I’ve been trying to find more nonfiction books to evaluate since I prefer to write nonfiction, but today’s book is  fiction with a twist. Wilma Rudolph was the fastest woman in the world in 1960. This lovely story of friendship revolves quickestkidinclarksvillearound two girls who think they are the quickest girls in Clarksville, Tennessee, Wilma Rudolph’s hometown.

So, I present, Pat Zietlow Miller’s The Quickest Kid in Clarksville.

The Quickest Kid in Clarksville  Mentor Study Worksheet

Remember, you can find a blank copy of the Mentor Study Worksheet here.

Also, do an author a favor, if you read a book, please leave a review on Amazon and Goodreads.

Till next time!

J

 

Master Study Monday – Mighty Mac the Bridge That Michigan Built

Back on January 10, I was lucky enough to help author Jacquie Sewell celebrate the debut of her nonfiction picture book Mighty Mac the Bridge That Michigan Built. coverfinal_2_origIf you missed my interview with her, please hop over and learn about her process and how Mighty Mac came to be.  It’s a great story!

Today, I am using Might Mac for our Master Study Monday.  I haven’t’ used the  form on a nonfiction story before and I’m thinking I may need to create one specifically for the elements of nonfiction. More on that at a later date!

At first glance, Might Mac is a traditional nonfiction story. It tells us about how the idea for the bridge grew, to bridge construction, the people involved in its construction and types of bridges.  Jacquie covers it all in an interesting and well-researched manner.

The photographs of the construction are interesting and show the readers what bridge construction was like during the time period.  And can I just say that those guys were fearless! No safety harnesses, or any type of safety measures are visible!

At the top of each page, is a fun play on “The House That Jack Built” nursery rhyme.  The first page begins with,

“This is the man, daring and wise, who said, “Yes we can!” and believed in the bridge that Michigan built.”

This is a creative way for readers to learn about an important event in Michigan history.

 

Mighty Mac Master Study Worksheet

Master Studies Blank Form

 

If you read Might Mac, please help Jacquie out and leave your review on Amazon and/or Goodreads. You can learn more about Jacquie at her website jacquiesewell.com  .

If you have any books you would like to see mapped out for a MSM, please leave me a comment.
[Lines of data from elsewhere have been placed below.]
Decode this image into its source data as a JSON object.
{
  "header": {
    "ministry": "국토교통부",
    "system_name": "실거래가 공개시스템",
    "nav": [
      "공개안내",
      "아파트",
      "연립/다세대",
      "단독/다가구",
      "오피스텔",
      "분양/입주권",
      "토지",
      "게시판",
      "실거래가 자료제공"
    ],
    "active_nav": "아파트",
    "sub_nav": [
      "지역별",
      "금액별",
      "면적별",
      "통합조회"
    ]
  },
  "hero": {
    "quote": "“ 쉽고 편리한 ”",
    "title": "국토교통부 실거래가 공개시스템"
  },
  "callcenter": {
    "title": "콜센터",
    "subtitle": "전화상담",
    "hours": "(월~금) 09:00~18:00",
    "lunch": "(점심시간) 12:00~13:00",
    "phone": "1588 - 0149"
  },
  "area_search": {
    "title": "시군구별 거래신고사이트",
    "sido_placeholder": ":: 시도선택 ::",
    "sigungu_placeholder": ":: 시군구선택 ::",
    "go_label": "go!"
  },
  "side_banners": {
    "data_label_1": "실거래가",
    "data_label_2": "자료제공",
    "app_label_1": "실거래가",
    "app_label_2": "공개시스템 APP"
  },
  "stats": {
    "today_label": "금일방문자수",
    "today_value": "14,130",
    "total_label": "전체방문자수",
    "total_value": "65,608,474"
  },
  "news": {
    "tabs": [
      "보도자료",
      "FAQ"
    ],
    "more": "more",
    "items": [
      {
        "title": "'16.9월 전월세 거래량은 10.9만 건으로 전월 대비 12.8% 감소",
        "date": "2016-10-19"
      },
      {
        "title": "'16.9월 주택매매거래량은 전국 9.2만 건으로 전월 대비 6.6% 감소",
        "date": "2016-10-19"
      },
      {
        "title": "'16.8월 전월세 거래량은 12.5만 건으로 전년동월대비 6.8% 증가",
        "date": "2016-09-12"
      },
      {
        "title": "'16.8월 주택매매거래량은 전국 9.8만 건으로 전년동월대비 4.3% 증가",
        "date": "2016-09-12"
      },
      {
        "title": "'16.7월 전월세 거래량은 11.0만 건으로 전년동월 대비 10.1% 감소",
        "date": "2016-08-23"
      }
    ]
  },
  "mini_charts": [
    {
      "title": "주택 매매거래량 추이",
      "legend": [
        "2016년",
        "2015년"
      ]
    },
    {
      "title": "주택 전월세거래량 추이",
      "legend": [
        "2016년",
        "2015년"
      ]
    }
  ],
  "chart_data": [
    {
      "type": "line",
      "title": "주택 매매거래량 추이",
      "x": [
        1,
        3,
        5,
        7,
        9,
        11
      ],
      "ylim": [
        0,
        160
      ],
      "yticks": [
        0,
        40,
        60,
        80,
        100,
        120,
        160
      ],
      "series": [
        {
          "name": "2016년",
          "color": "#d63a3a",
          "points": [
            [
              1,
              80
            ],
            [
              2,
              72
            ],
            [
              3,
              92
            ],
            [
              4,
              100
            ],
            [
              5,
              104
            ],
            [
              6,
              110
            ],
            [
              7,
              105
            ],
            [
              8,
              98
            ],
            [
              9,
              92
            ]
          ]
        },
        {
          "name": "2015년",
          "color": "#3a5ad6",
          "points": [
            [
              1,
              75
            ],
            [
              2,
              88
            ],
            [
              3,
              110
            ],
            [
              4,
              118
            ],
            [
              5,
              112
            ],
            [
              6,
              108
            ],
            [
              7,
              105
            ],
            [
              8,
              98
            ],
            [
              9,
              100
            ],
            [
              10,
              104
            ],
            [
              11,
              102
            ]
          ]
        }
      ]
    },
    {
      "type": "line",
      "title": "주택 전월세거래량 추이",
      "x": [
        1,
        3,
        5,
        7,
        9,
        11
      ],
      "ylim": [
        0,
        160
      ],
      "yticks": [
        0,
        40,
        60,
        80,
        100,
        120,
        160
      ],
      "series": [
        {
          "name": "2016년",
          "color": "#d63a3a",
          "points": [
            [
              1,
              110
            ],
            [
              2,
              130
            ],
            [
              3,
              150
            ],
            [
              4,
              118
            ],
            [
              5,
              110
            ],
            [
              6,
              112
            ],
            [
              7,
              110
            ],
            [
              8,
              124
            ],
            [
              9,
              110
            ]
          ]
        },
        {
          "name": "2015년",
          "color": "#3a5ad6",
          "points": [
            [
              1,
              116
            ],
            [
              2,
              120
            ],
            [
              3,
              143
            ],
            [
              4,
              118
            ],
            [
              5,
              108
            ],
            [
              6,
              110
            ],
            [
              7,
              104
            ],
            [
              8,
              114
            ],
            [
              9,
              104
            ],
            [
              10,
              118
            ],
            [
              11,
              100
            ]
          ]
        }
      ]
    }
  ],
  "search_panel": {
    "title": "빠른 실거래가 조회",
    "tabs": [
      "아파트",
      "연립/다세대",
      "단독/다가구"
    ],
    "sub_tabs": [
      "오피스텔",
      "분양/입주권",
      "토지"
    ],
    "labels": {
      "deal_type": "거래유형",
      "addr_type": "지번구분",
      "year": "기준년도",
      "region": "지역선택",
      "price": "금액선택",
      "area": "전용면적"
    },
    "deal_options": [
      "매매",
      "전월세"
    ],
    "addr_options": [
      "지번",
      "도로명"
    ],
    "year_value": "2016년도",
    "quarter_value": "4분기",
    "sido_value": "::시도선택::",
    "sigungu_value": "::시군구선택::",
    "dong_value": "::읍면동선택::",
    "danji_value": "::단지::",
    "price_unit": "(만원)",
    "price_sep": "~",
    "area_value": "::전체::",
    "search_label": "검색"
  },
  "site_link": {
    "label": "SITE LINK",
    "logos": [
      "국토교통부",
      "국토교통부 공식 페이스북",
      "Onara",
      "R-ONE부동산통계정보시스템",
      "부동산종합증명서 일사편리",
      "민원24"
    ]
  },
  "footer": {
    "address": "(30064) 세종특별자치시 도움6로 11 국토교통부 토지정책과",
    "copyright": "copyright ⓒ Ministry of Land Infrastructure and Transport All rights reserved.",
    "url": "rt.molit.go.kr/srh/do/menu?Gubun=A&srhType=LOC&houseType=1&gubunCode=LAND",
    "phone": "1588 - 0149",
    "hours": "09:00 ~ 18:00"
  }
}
If you or someone you know will have a debut book in 2018, please let them know about my offer to help promote their book.

Much love,

Julie

 

Mentor Monday-After the Fall

Welcome to another Mentor Monday! I am very excited to review and study this week’s book AFTER THE FALL:HOW HUMPTY DUMPTY GOT BACK UP AGAIN by Dan Santat.

This well crafted picture book quickly became my favorite of 2017. Dan Santat took a well loved nursery rhyme, difficult subjects (depression, fear and overcoming obstacles) and made it kid friendly. His accompanying artwork not only adds to the story but TELLS part of the story.

Told in first person, Humpty explains what happens to him after his great fall. What makes this story so poignant is that he wrote this in response to something he was personally going through with his wife. He tells about it in a podcast interview on All The Wonders.

This book is the perfect choice as a mentor. The page turns are impeccable, the plot is perfectly crafted and the ending is a beautiful conclusion to Humpty’s tale. This book is due to become a classic! If you don’t already have a copy, I urge you to get one for your shelves!

Now, here is the breakdown on  Humpty Dumpty After the Fall.

Remember, you can download your copy of a blank worksheet here.

Till next time,

Julie